Every child receives a thorough and individualized assessment to determine if an implant is right for his condition.
How cochlear implants work
A cochlear implant is an electrode that’s placed in the inner ear (cochlea) to bypass the damaged cells. An implant contains two parts:
- External portion: Includes the microphone, speech processor and transmitting coil. The microphone picks up sounds, which are filtered by the speech processor into coded signals. The transmitting coil receives the coded signals and sends them through the skin to the implanted receiver.
- Internal receiver: Electrically activates the electrode array, which stimulates the auditory nerve. Nerve impulses are sent to the brain where they’re interpreted as sound.
Eligibility for an implant
Our multidisciplinary team conducts an extensive cochlear implant evaluation to determine if an implant is right for your child. If your child is a cochlear implant candidate, we’ll help coordinate:
- A computed tomography (CT) scan or magnetic resonance imaging (MRI) evaluation to visualize the inner-ear structure.
- An initial consultation with an ear, nose and throat (ENT) surgeon after initial audiological and radiological studies have been completed. During the consultation, clinicians will evaluate your child’s overall health, perform a detailed ear evaluation, and review CT or MRI exam results.
- Additional testing as needed, such as psychological, cognitive and speech-language pathology testing. Your child’s ENT surgeon will determine whether additional testing is needed.
- Audiological testing as needed once a specific device has been chosen.
Candidates include children who receive little benefit from hearing aids and are one of the following:
- Between the ages of 12 months and 18 months and have profound hearing loss in both ears
- Between the ages of 18 months and 17 years and have severe to profound hearing loss in both ears
Our team members will meet with you and your child to evaluate him and answer your questions about the implantation process. We consider you and your family as part of our team, and we want you to be well informed. Before scheduling a team evaluation, we require you to enroll your child in an auditory training program.
If your child is a candidate for the cochlear implant and your insurance company provides prior approval, you and your ENT surgeon will schedule the surgery.
Life after the implant
Getting the implant is just the beginning—adjusting to the hearing and speaking world can be difficult. That's why we offer a multidisciplinary approach through a team of otolaryngologists (ear, nose and throat doctors), audiologists (hearing specialists), speech-language pathologists, social workers and child psychiatrists.
After implant surgery, our team members will train your child to use and understand new sounds that he couldn’t hear before with hearing aids. This instruction will give your child the best possible foundation for developing his spoken language skills.
Post-surgical rehabilitation includes:
- Setting speech and language treatment goals, which are specific to the child’s level of listening skills
- Collaboration between audiology and speech services to ensure that your child is getting maximum benefit from the implant

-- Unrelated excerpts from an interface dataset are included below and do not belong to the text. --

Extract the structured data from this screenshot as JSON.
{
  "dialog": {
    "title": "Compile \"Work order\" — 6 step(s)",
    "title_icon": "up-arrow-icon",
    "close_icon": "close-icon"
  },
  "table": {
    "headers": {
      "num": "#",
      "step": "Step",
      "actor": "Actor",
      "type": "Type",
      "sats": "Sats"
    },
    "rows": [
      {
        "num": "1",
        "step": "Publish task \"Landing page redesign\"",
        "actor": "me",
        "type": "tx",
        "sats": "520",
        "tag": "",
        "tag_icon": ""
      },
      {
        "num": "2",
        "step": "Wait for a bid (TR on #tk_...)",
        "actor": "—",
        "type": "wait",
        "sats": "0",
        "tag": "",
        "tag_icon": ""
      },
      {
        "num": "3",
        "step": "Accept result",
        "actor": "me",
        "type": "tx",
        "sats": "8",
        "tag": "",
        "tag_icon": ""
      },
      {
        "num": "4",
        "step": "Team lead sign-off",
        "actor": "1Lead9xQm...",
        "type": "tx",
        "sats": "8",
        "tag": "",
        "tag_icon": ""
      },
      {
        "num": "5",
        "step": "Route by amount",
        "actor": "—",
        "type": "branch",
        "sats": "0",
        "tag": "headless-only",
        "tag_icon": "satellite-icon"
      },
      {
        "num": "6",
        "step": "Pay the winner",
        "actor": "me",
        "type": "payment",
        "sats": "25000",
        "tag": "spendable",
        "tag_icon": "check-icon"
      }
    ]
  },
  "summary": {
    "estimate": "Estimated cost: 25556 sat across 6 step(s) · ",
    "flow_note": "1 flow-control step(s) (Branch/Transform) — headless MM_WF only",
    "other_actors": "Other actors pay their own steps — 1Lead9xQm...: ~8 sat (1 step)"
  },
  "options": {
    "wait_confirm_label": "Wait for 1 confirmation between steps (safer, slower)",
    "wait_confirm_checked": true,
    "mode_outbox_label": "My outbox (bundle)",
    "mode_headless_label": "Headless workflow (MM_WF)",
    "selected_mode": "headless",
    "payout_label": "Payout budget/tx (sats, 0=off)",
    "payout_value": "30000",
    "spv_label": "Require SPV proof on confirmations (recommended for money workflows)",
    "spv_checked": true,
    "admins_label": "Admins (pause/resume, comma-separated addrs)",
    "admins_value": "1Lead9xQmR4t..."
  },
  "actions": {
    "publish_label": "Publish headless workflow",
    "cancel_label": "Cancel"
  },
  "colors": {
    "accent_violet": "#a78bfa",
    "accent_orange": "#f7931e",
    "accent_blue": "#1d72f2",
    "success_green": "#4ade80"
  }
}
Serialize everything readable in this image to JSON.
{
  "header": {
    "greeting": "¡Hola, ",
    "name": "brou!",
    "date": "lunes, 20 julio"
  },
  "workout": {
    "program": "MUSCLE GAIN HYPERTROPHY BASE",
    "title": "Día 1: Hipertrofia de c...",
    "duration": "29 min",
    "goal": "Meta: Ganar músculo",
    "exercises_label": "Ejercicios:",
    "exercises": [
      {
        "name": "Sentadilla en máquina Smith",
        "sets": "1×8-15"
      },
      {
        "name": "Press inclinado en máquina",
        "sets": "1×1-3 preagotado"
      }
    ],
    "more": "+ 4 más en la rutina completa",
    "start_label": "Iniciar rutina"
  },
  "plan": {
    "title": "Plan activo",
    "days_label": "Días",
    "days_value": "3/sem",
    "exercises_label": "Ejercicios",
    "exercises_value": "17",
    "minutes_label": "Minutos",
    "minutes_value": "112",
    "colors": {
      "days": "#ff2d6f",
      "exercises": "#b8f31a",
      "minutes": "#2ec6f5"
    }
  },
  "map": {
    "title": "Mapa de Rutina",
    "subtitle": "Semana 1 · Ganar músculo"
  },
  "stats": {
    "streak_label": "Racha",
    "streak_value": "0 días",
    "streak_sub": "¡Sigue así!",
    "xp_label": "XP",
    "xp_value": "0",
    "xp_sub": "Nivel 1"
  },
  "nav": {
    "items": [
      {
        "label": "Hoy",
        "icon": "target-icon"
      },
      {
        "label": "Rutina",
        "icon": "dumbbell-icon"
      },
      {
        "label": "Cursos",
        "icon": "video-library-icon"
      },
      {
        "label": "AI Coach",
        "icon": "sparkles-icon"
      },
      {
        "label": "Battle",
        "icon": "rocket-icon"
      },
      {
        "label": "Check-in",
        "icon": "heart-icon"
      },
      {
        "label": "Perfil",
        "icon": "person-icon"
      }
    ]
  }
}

- Mapping the implant to create the best speech outcomes
- Assistance from a speech language pathologist during hearing tests
- Troubleshooting and problem resolution
- In-house inventory of supplies
- Input from teachers and other caregivers
Therapy is family focused, and each session includes parent participation and home program activities. Our cochlear implant team uses an auditory-based approach, which emphasizes listening as the primary mode to develop spoken language skills. We provide ongoing evaluation for your child to determine if he needs additional treatment or services.